Finally, consider what IBD patients are being told about insoluble fiber.
There is good reason to assume that IBD patients fail to eat insoluble fiber.
Take a moment to Google the terms “insoluble fiber” and “ulcerative colitis”
Did you see it? Did you see why I think people with ulcerative colitis are purposely avoiding the very fiber type they need most? I will refrain from throwing anyone under the bus, but there is a lot of misinformation out there on the internet — authoritative-sounding statements about insoluble fiber that are not referenced with any scientific research studies. In other words, IBD patients are being told over and over again to avoid insoluble fiber, with no reference to research that supports the recommendation.
Little by little, IBD care providers are understanding the benefits of soluble fiber and SLOWLY starting to gain a little appreciation for the need for soluble fiber in IBD. However, insoluble fiber is still almost unanimously maligned. This attitude toward fiber causes me to get up every morning and do everything I can to educate anyone who cares about gut health and is willing to listen.

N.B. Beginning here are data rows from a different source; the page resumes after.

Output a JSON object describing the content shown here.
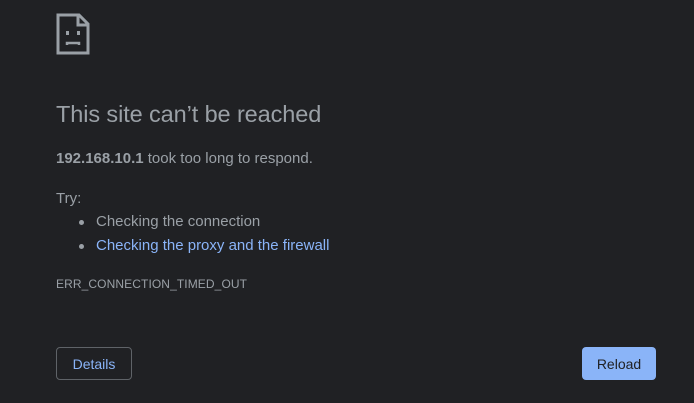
{
  "error_page": {
    "title": "This site can’t be reached",
    "host": "192.168.10.1",
    "summary_suffix": " took too long to respond.",
    "try_label": "Try:",
    "suggestions": [
      "Checking the connection",
      "Checking the proxy and the firewall"
    ],
    "error_code": "ERR_CONNECTION_TIMED_OUT",
    "details_label": "Details",
    "reload_label": "Reload"
  },
  "icons": {
    "error_icon": "sad-file-icon"
  },
  "colors": {
    "background": "#202124",
    "text": "#9aa0a6",
    "link": "#8ab4f8",
    "button_border": "#5f6368",
    "primary_button": "#8ab4f8"
  }
}
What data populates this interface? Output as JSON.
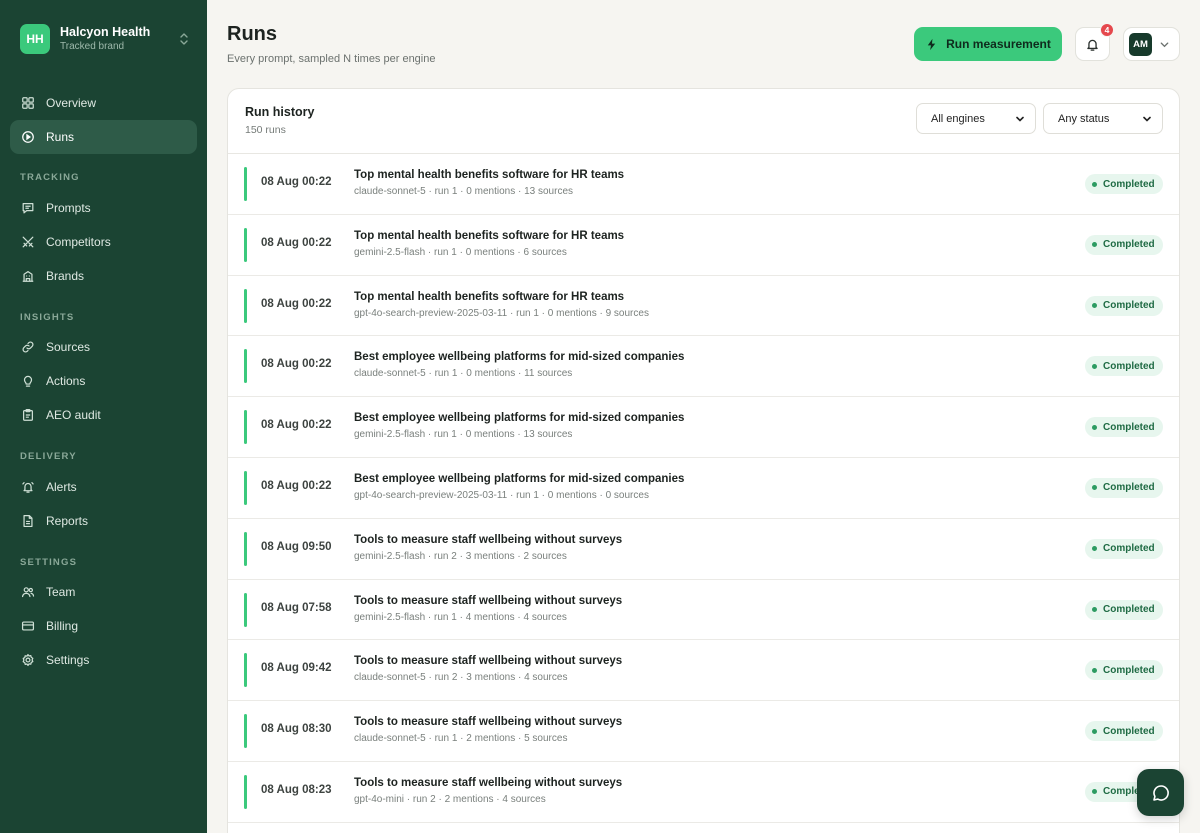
{
  "brand": {
    "initials": "HH",
    "name": "Halcyon Health",
    "subtitle": "Tracked brand"
  },
  "sidebar": {
    "overview": "Overview",
    "runs": "Runs",
    "tracking_header": "TRACKING",
    "prompts": "Prompts",
    "competitors": "Competitors",
    "brands": "Brands",
    "insights_header": "INSIGHTS",
    "sources": "Sources",
    "actions": "Actions",
    "aeo_audit": "AEO audit",
    "delivery_header": "DELIVERY",
    "alerts": "Alerts",
    "reports": "Reports",
    "settings_header": "SETTINGS",
    "team": "Team",
    "billing": "Billing",
    "settings": "Settings"
  },
  "header": {
    "title": "Runs",
    "subtitle": "Every prompt, sampled N times per engine",
    "run_button": "Run measurement",
    "notification_count": "4",
    "user_initials": "AM"
  },
  "card": {
    "title": "Run history",
    "count": "150 runs",
    "engine_filter": "All engines",
    "status_filter": "Any status"
  },
  "runs": [
    {
      "time": "08 Aug 00:22",
      "prompt": "Top mental health benefits software for HR teams",
      "meta": "claude-sonnet-5 · run 1 · 0 mentions · 13 sources",
      "status": "Completed"
    },
    {
      "time": "08 Aug 00:22",
      "prompt": "Top mental health benefits software for HR teams",
      "meta": "gemini-2.5-flash · run 1 · 0 mentions · 6 sources",
      "status": "Completed"
    },
    {
      "time": "08 Aug 00:22",
      "prompt": "Top mental health benefits software for HR teams",
      "meta": "gpt-4o-search-preview-2025-03-11 · run 1 · 0 mentions · 9 sources",
      "status": "Completed"
    },
    {
      "time": "08 Aug 00:22",
      "prompt": "Best employee wellbeing platforms for mid-sized companies",
      "meta": "claude-sonnet-5 · run 1 · 0 mentions · 11 sources",
      "status": "Completed"
    },
    {
      "time": "08 Aug 00:22",
      "prompt": "Best employee wellbeing platforms for mid-sized companies",
      "meta": "gemini-2.5-flash · run 1 · 0 mentions · 13 sources",
      "status": "Completed"
    },
    {
      "time": "08 Aug 00:22",
      "prompt": "Best employee wellbeing platforms for mid-sized companies",
      "meta": "gpt-4o-search-preview-2025-03-11 · run 1 · 0 mentions · 0 sources",
      "status": "Completed"
    },
    {
      "time": "08 Aug 09:50",
      "prompt": "Tools to measure staff wellbeing without surveys",
      "meta": "gemini-2.5-flash · run 2 · 3 mentions · 2 sources",
      "status": "Completed"
    },
    {
      "time": "08 Aug 07:58",
      "prompt": "Tools to measure staff wellbeing without surveys",
      "meta": "gemini-2.5-flash · run 1 · 4 mentions · 4 sources",
      "status": "Completed"
    },
    {
      "time": "08 Aug 09:42",
      "prompt": "Tools to measure staff wellbeing without surveys",
      "meta": "claude-sonnet-5 · run 2 · 3 mentions · 4 sources",
      "status": "Completed"
    },
    {
      "time": "08 Aug 08:30",
      "prompt": "Tools to measure staff wellbeing without surveys",
      "meta": "claude-sonnet-5 · run 1 · 2 mentions · 5 sources",
      "status": "Completed"
    },
    {
      "time": "08 Aug 08:23",
      "prompt": "Tools to measure staff wellbeing without surveys",
      "meta": "gpt-4o-mini · run 2 · 2 mentions · 4 sources",
      "status": "Completed"
    }
  ],
  "colors": {
    "sidebar_bg": "#1b4433",
    "accent": "#3bc97c",
    "badge_bg": "#e7f6ee",
    "badge_text": "#1f6b44"
  }
}
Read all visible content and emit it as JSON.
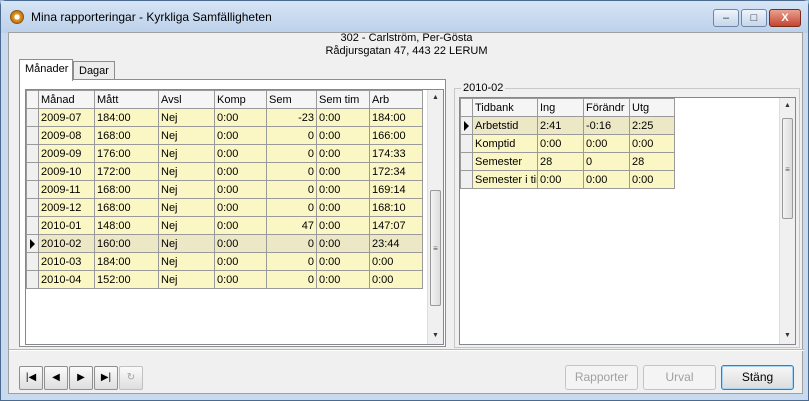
{
  "window": {
    "title": "Mina rapporteringar - Kyrkliga Samfälligheten",
    "controls": {
      "minimize": "–",
      "maximize": "□",
      "close": "X"
    }
  },
  "header": {
    "line1": "302 - Carlström, Per-Gösta",
    "line2": "Rådjursgatan 47, 443 22  LERUM"
  },
  "tabs": [
    {
      "label": "Månader",
      "active": true
    },
    {
      "label": "Dagar",
      "active": false
    }
  ],
  "months_grid": {
    "columns": [
      "Månad",
      "Mått",
      "Avsl",
      "Komp",
      "Sem",
      "Sem tim",
      "Arb"
    ],
    "rows": [
      {
        "cells": [
          "2009-07",
          "184:00",
          "Nej",
          "0:00",
          "-23",
          "0:00",
          "184:00"
        ],
        "current": false
      },
      {
        "cells": [
          "2009-08",
          "168:00",
          "Nej",
          "0:00",
          "0",
          "0:00",
          "166:00"
        ],
        "current": false
      },
      {
        "cells": [
          "2009-09",
          "176:00",
          "Nej",
          "0:00",
          "0",
          "0:00",
          "174:33"
        ],
        "current": false
      },
      {
        "cells": [
          "2009-10",
          "172:00",
          "Nej",
          "0:00",
          "0",
          "0:00",
          "172:34"
        ],
        "current": false
      },
      {
        "cells": [
          "2009-11",
          "168:00",
          "Nej",
          "0:00",
          "0",
          "0:00",
          "169:14"
        ],
        "current": false
      },
      {
        "cells": [
          "2009-12",
          "168:00",
          "Nej",
          "0:00",
          "0",
          "0:00",
          "168:10"
        ],
        "current": false
      },
      {
        "cells": [
          "2010-01",
          "148:00",
          "Nej",
          "0:00",
          "47",
          "0:00",
          "147:07"
        ],
        "current": false
      },
      {
        "cells": [
          "2010-02",
          "160:00",
          "Nej",
          "0:00",
          "0",
          "0:00",
          "23:44"
        ],
        "current": true
      },
      {
        "cells": [
          "2010-03",
          "184:00",
          "Nej",
          "0:00",
          "0",
          "0:00",
          "0:00"
        ],
        "current": false
      },
      {
        "cells": [
          "2010-04",
          "152:00",
          "Nej",
          "0:00",
          "0",
          "0:00",
          "0:00"
        ],
        "current": false
      }
    ]
  },
  "detail": {
    "group_label": "2010-02",
    "columns": [
      "Tidbank",
      "Ing",
      "Förändr",
      "Utg"
    ],
    "rows": [
      {
        "cells": [
          "Arbetstid",
          "2:41",
          "-0:16",
          "2:25"
        ],
        "current": true
      },
      {
        "cells": [
          "Komptid",
          "0:00",
          "0:00",
          "0:00"
        ],
        "current": false
      },
      {
        "cells": [
          "Semester",
          "28",
          "0",
          "28"
        ],
        "current": false
      },
      {
        "cells": [
          "Semester i tir",
          "0:00",
          "0:00",
          "0:00"
        ],
        "current": false
      }
    ]
  },
  "navigation": {
    "first": "|◀",
    "prev": "◀",
    "next": "▶",
    "last": "▶|",
    "refresh": "↻"
  },
  "buttons": {
    "report": "Rapporter",
    "select": "Urval",
    "close": "Stäng"
  },
  "scroll_glyphs": {
    "up": "▲",
    "down": "▼",
    "grip": "≡"
  }
}
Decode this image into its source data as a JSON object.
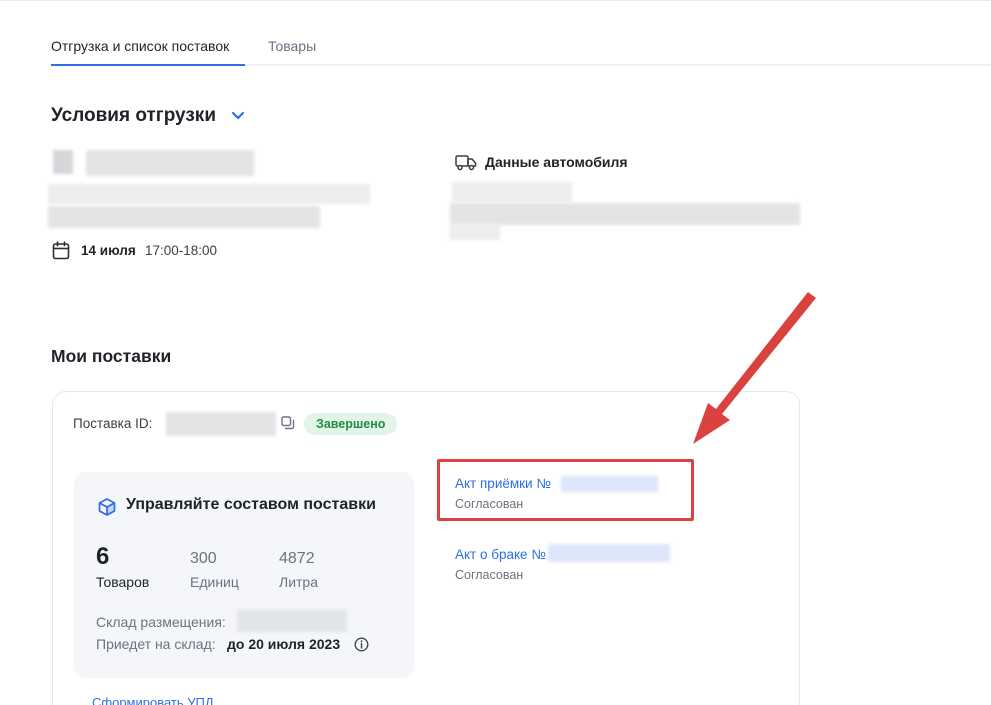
{
  "tabs": [
    {
      "label": "Отгрузка и список поставок",
      "active": true
    },
    {
      "label": "Товары",
      "active": false
    }
  ],
  "conditions": {
    "title": "Условия отгрузки",
    "date_day": "14 июля",
    "date_time": "17:00-18:00",
    "car_title": "Данные автомобиля"
  },
  "supplies": {
    "title": "Мои поставки",
    "supply_id_label": "Поставка ID:",
    "status": "Завершено",
    "manage_title": "Управляйте составом поставки",
    "stats": [
      {
        "value": "6",
        "label": "Товаров"
      },
      {
        "value": "300",
        "label": "Единиц"
      },
      {
        "value": "4872",
        "label": "Литра"
      }
    ],
    "warehouse_label": "Склад размещения:",
    "arrive_label": "Приедет на склад:",
    "arrive_value": "до 20 июля 2023",
    "udp_link": "Сформировать УПД"
  },
  "documents": [
    {
      "label": "Акт приёмки №",
      "status": "Согласован"
    },
    {
      "label": "Акт о браке №",
      "status": "Согласован"
    }
  ],
  "colors": {
    "accent": "#2d6ee8",
    "success_bg": "#e3f5e8",
    "success_text": "#1f8f3f",
    "highlight": "#d9423e"
  }
}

If you’ve read the pages of my website, you already know that fewer than 3% of Americans eat the recommended amounts of total fiber [5,6]. Now, considering the repeated warnings against insoluble fiber for IBD, isn’t it reasonable to assume that IBD patients are failing to eat much insoluble fiber? The fiber our IBD participants DID eat was probably soluble — doesn’t it make sense that a lack of insoluble fiber in our study might have kept us from seeing a benefit from fiber in ulcerative colitis?
You can read about how our published article has been received by clicking HERE.
Also, a short YouTube Video Abstract for the article will be uploaded by the American Gastroenterological Association soon, and I will add a link to the video here when the video is posted.
In the future, I will add a review of research studies that have shown some favorable effects from research related to the question of fiber and ulcerative colitis.
- Pryde SE, Duncan SH, Hold GL, et al. The microbiology of butyrate formation in the human colon. FEMS Microbiol Lett 2002;217:133-139. Read the full article by clicking HERE.
- Muir JG, Yeow EGW, Keogh J, et al. Combining wheat bran with resistant starch has more beneficial effects on fecal indexes than does wheat bran alone. American Journal of Clinical Nutrition 2004;79:1020. Read the full article by clicking HERE.
- Fine KD, Schiller LR. AGA technical review on the evaluation and management of chronic diarrhea. Gastroenterology 1999;116:1464-1486. Read the full article by clicking HERE.
- Harvey RF, Pomare EW, Heaton KW. Effects of increased dietary fibre on intestinal transit. The Lancet 1973;301:1278-1280. Read the abstract by clicking HERE.
- Clemens R, Kranz S, Mobley AR, et al. Filling America’s fiber intake gap: summary of a roundtable to probe realistic solutions with a focus on grain-based foods. J Nutr 2012;142:1390S-1401S. Read the full article by clicking HERE.
- Agricultural Research Service, U. S. Department of Agriculture. Dietary fiber (g): Usual intakes from food and water, 2003-2006, compared to adequate intakes. What we eat in America, NHANES 2003-2006. Volume 2013, 2010.